Go line by line through the data and copy those with the word "Mails".

[DATA EXTRACT — start]

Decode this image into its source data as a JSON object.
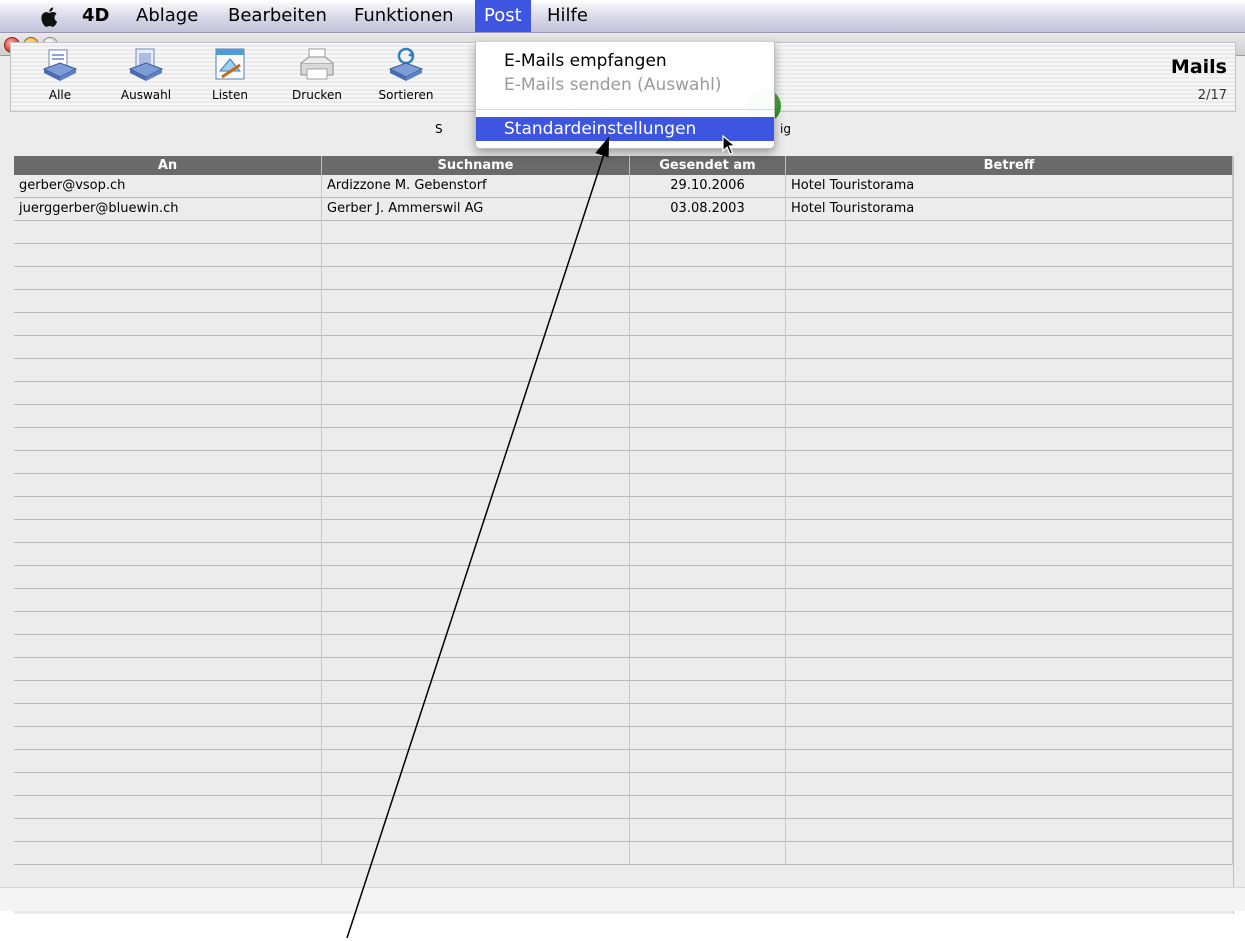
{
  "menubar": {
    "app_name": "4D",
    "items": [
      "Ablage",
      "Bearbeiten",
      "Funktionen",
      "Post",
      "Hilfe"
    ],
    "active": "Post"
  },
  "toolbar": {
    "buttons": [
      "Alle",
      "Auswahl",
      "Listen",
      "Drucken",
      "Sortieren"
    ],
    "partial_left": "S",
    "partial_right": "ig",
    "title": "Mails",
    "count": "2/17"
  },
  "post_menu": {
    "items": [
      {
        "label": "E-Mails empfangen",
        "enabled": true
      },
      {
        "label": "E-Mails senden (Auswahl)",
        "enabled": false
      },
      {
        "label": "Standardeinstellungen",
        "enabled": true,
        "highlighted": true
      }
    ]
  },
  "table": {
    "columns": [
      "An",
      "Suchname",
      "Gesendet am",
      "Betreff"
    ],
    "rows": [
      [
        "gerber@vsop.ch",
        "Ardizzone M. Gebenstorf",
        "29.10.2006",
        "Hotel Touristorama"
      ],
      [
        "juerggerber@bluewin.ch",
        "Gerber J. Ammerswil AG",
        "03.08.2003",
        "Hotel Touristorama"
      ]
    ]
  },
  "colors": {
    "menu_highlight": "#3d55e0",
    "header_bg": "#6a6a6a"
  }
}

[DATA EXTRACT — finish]

TASK RESULT:
    "title": "Mails",
        "label": "E-Mails empfangen",
        "label": "E-Mails senden (Auswahl)",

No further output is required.